The third day was less touristy. We visited a floating fish farm where they keep the fish in the river (best place for them in my opinion) but in cages suspended below floating houses. We visited a Cham village (the Islamic community who once had a kingdom in central Vietnam) and saw some silk weaving, a mosque and a silk retail opportunity. Along with the flood marks on the local stilted houses reminding us of the yearly flooding that brings both life and destruction to the delta. Mostly life though, somewhat obviously.
Those heading to Cambodia left at this point, so of the twenty odd people that started our tour on day one (and it was a pretty cool and fun group to be with, mainly thanks to the humerous, outgoing Malaysian family that were onboard) we were down to just five, Alex and I, and three germans. It was definitely nicer to be in a small group and without following around other tour groups like we had been previously. So we headed to the nicest pagoda so far, light and airy but still with all the awesome decoration that goes with these Pagodas. Unfortunatly no pics though, weren't allowed. And then onwards to Sam mountain, one of seven lumps of rock sticking out of the delta, and so, despite being just a couple of hundred metres tall, offers some amazing views of the delta over both Vietnam and Cambodia. The ground looked a little less green though than I was expecting. Mainly because we were visiting just a couple of weeks after the last harvest of the year, when things are drying out and the remaining rice paddies are burnt to provide fertiliser for the next crop. Still pretty though. We got this awesome view from the Cavern Pagoda, halfway up the side. The Pagoda itself was fascinating andf beautiful and I'm definitely learning a fair amount about Buddhism. The entire afternoon was spent on the bus back home. Tiring but a good trip.
Overall it was a good trip despite the initial deficiencies and I definitly think the Mekong Delta is an awesome, beautiful yet functional place to be and to explore. It just needs a little time, a little peace and quiet to show its true colours, thats all.

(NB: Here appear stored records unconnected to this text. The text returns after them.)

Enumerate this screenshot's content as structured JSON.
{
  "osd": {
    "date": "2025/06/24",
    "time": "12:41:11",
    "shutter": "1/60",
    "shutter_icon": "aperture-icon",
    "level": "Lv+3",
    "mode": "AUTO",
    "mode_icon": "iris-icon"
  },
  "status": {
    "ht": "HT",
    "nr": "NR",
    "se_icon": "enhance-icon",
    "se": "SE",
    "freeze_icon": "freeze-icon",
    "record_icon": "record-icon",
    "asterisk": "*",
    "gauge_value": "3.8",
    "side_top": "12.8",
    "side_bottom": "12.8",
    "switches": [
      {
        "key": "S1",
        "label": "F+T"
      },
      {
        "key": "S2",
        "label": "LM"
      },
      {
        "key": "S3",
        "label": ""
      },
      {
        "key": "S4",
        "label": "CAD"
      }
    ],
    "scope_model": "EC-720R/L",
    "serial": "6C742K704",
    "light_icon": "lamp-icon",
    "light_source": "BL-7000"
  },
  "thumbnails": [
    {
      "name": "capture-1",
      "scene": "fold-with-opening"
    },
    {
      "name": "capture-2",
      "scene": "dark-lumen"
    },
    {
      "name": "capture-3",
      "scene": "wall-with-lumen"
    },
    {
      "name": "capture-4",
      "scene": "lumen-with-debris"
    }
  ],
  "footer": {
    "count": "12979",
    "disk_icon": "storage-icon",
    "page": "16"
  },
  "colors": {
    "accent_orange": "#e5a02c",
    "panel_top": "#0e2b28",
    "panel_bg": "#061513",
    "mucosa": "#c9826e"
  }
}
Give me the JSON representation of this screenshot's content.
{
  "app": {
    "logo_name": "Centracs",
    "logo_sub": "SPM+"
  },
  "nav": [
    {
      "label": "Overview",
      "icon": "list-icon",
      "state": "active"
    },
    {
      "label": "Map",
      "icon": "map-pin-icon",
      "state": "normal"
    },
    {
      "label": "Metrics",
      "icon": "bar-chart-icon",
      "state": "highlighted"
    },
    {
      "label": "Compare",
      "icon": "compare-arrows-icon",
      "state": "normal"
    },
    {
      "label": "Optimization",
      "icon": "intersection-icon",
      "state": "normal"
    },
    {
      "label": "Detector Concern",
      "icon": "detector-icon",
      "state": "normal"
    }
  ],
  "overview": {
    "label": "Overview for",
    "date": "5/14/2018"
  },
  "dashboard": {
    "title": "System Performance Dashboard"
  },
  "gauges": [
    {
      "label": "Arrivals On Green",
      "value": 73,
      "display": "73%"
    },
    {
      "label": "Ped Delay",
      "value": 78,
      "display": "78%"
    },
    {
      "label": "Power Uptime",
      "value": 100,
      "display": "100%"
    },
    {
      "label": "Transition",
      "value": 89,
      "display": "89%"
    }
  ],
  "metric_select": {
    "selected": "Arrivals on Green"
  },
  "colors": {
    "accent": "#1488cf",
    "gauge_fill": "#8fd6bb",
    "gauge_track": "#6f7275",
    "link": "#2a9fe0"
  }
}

Onwards and upwards, as we begin our trip up north. Until next time.